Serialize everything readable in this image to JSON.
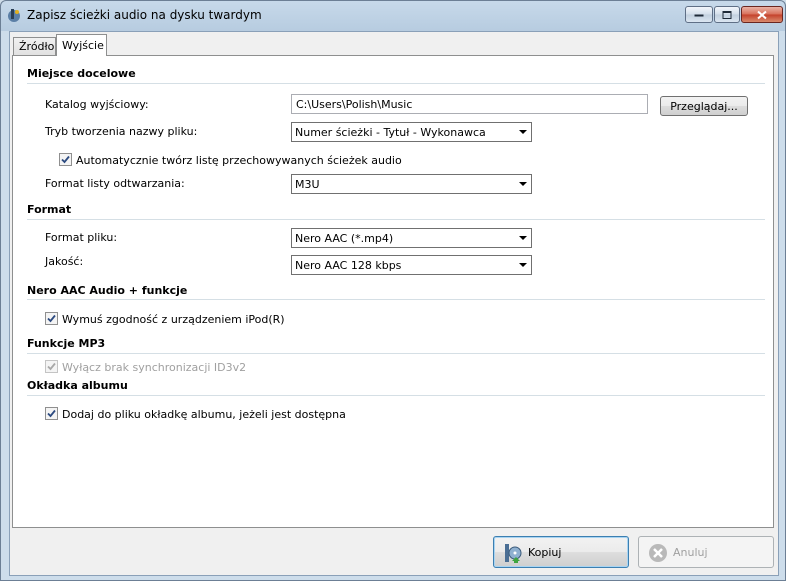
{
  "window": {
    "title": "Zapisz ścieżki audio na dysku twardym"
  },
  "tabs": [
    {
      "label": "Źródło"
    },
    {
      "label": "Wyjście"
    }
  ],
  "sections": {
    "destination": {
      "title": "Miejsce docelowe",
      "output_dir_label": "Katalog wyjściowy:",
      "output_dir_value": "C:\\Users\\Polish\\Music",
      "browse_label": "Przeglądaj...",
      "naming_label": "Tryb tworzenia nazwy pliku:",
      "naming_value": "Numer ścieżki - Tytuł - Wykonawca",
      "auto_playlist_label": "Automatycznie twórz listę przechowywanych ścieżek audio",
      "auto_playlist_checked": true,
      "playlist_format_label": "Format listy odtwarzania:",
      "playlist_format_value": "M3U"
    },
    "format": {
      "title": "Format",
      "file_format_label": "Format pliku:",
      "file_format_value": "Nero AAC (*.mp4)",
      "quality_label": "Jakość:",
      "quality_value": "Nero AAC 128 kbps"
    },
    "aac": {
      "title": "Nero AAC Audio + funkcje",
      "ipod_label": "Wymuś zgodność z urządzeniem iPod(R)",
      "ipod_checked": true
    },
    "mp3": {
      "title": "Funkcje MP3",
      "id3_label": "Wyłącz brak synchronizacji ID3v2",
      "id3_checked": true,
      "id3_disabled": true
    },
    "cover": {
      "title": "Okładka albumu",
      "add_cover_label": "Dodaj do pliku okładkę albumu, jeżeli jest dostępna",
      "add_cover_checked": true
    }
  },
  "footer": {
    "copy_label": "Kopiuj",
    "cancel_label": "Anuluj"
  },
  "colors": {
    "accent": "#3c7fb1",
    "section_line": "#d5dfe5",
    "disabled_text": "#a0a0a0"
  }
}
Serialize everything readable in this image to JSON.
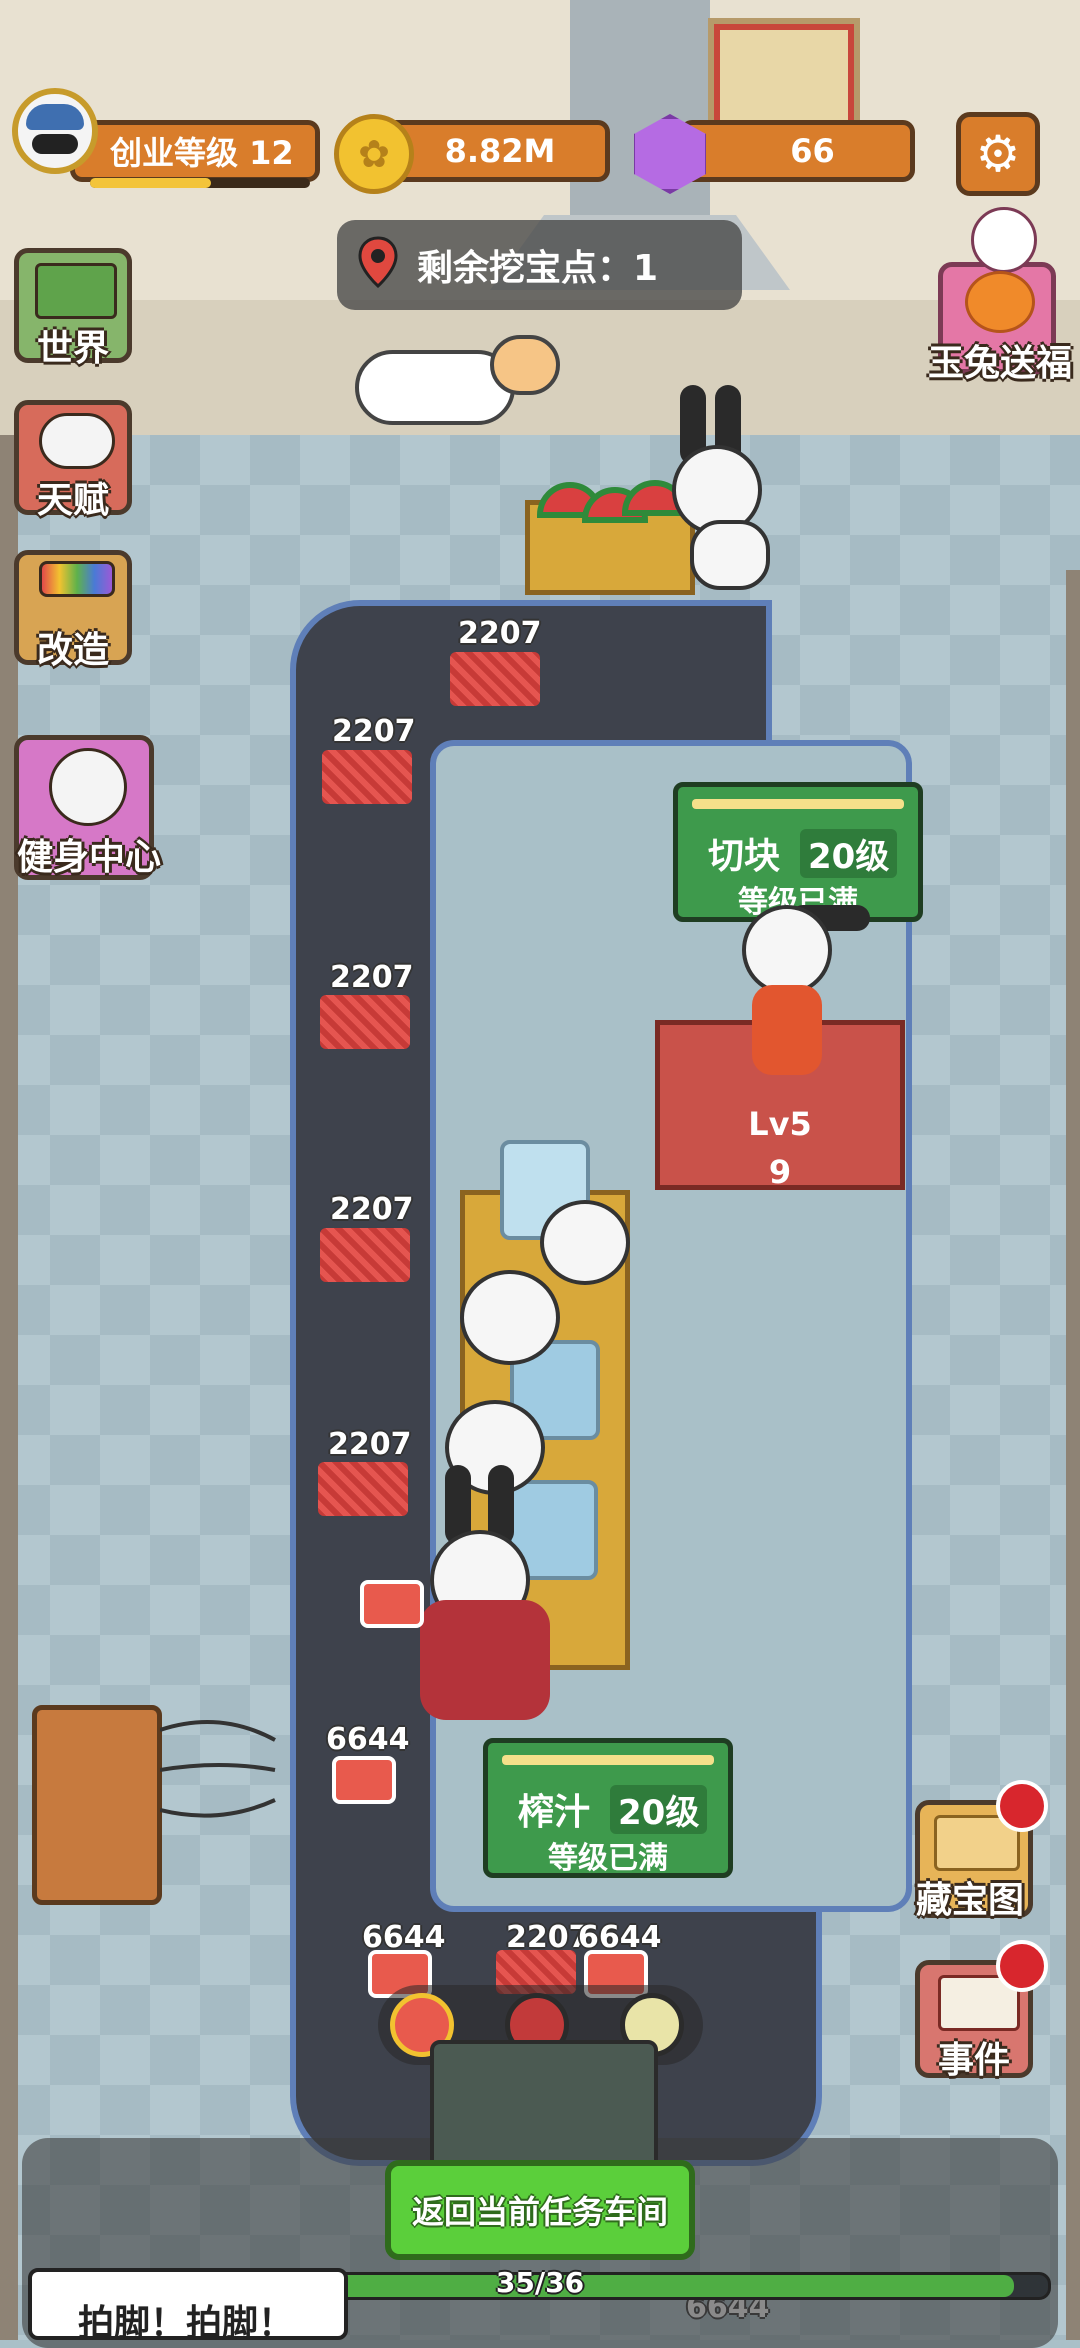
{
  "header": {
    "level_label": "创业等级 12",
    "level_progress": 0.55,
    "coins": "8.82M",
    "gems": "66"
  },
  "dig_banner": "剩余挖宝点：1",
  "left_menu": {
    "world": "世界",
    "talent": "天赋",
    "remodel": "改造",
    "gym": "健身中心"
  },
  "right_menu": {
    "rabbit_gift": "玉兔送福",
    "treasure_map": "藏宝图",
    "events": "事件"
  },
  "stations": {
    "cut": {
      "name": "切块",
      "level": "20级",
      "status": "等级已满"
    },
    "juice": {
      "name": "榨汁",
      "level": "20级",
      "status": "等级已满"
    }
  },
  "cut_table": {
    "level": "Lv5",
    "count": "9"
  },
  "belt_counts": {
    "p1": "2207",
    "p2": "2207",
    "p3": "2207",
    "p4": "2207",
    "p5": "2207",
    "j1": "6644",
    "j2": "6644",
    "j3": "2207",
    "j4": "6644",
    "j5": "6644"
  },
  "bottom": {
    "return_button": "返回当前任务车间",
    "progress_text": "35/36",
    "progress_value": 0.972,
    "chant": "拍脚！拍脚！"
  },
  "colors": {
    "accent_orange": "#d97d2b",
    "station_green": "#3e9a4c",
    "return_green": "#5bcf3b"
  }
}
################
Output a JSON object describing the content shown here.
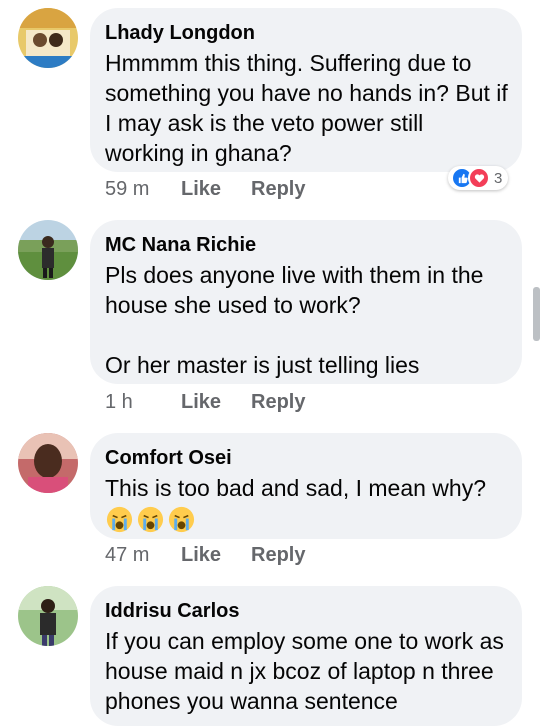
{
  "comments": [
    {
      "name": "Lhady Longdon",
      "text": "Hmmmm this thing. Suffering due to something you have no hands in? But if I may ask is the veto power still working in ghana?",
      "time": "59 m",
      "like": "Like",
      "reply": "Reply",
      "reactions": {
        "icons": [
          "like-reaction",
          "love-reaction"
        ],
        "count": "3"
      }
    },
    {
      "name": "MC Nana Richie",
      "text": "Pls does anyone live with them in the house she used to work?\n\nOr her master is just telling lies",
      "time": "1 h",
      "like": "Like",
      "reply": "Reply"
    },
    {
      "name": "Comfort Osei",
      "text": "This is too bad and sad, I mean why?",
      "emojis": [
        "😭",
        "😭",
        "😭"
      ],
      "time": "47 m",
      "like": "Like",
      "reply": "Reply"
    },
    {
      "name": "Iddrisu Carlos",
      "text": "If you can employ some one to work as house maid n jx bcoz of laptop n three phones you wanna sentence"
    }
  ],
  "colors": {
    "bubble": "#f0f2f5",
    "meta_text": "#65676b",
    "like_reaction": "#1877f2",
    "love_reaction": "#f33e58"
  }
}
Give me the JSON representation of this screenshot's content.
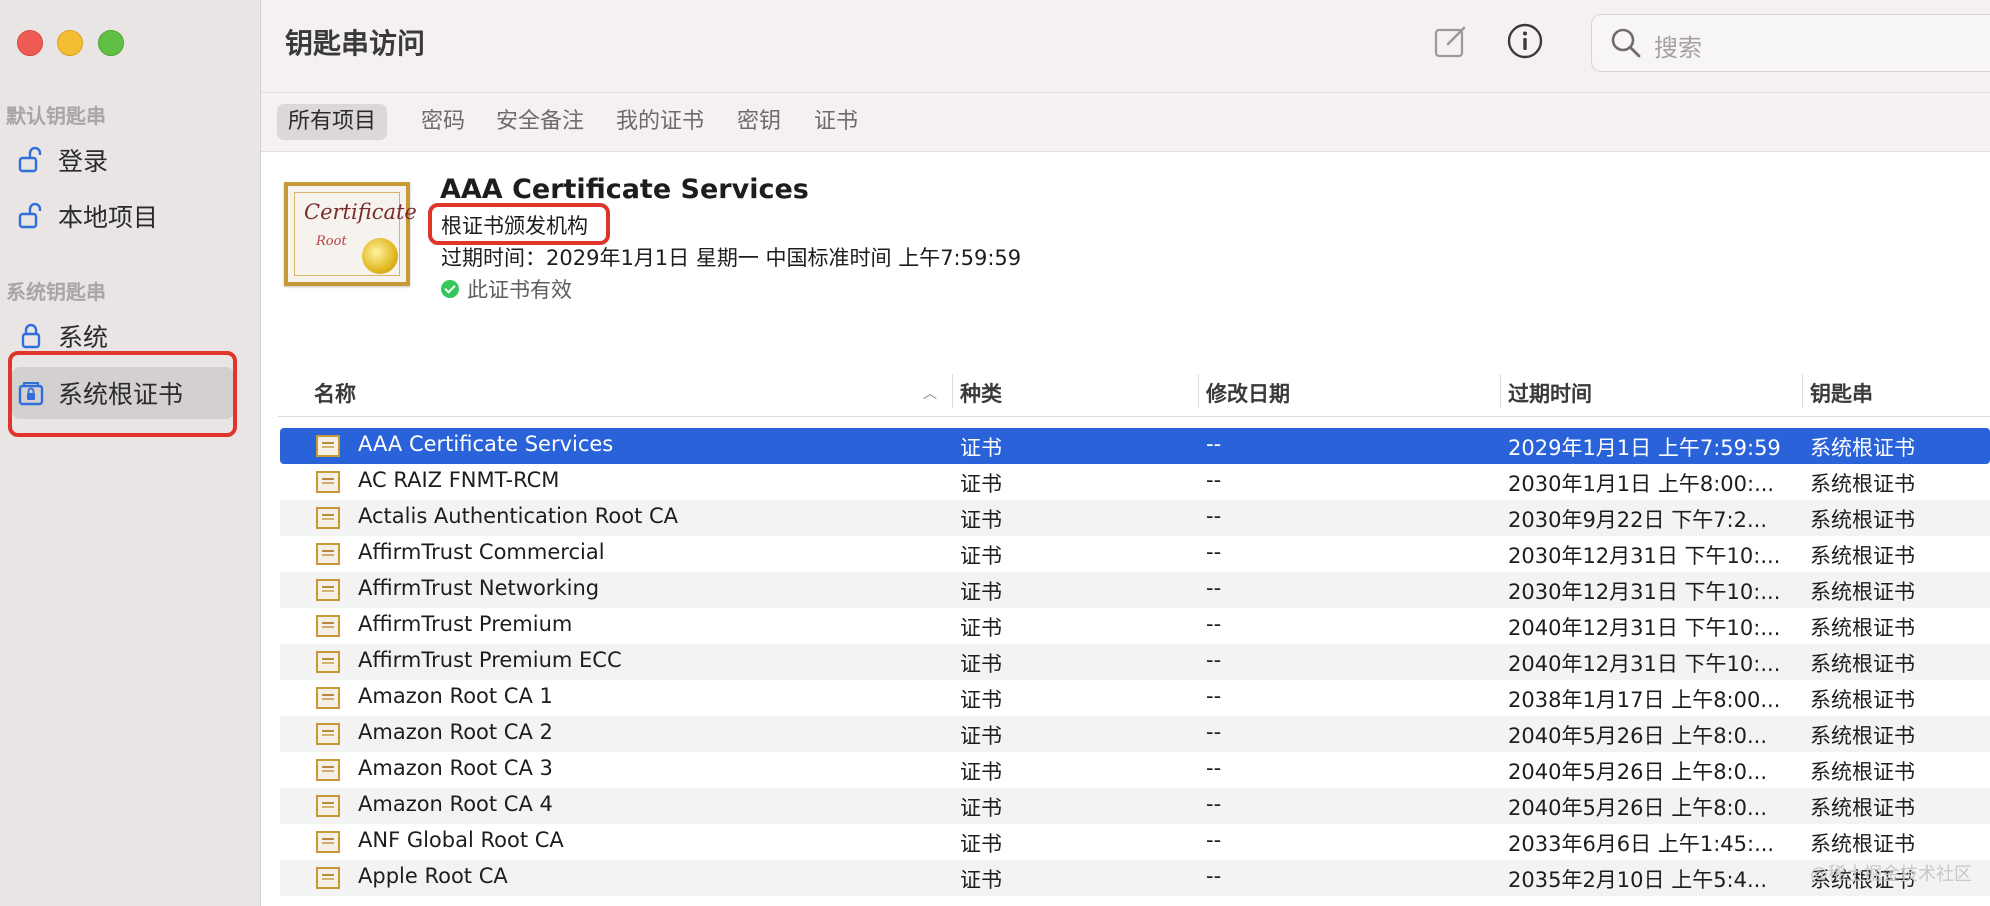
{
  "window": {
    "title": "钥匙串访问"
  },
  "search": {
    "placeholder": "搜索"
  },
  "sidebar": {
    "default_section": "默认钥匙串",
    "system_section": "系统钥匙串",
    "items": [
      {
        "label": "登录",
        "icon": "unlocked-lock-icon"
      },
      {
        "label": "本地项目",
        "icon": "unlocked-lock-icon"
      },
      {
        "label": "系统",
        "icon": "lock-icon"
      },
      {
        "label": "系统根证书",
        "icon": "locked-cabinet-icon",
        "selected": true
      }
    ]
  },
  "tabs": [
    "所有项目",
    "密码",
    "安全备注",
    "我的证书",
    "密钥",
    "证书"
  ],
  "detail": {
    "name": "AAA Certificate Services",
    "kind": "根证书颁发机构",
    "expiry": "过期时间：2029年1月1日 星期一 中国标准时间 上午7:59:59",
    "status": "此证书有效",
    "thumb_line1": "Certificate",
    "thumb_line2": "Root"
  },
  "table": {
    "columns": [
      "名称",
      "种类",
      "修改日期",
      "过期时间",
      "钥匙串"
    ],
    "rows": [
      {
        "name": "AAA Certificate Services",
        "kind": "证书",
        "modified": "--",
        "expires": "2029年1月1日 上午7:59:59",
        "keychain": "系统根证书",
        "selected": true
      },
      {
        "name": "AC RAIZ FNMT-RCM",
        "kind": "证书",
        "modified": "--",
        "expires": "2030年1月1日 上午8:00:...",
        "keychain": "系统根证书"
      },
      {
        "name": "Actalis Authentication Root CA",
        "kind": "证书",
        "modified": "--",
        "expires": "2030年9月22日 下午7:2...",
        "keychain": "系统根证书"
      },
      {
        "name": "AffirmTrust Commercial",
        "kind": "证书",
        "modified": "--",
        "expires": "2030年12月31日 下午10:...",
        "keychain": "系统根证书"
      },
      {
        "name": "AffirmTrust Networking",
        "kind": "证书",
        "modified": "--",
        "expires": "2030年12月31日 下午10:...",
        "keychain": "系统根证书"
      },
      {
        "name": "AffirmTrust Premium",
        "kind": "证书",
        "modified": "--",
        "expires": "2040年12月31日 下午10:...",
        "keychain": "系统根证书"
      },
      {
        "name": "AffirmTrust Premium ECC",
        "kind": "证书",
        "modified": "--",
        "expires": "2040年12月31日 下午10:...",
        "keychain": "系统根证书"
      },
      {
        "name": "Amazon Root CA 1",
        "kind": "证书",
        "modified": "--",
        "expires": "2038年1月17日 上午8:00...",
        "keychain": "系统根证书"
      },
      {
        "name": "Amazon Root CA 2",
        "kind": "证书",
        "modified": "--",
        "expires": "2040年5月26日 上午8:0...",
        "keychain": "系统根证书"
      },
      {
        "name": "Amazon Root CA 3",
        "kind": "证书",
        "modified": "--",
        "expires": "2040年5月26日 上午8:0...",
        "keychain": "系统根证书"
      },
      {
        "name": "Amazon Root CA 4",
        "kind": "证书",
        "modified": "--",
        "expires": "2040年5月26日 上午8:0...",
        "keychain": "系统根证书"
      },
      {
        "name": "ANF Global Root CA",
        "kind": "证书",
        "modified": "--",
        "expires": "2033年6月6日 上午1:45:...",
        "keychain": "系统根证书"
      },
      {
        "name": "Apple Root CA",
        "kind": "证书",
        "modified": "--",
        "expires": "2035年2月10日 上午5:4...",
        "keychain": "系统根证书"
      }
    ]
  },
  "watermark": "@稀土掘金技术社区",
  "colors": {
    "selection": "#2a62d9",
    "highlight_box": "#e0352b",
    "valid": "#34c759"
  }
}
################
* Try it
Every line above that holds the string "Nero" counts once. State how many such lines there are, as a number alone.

* Response to the exercise
3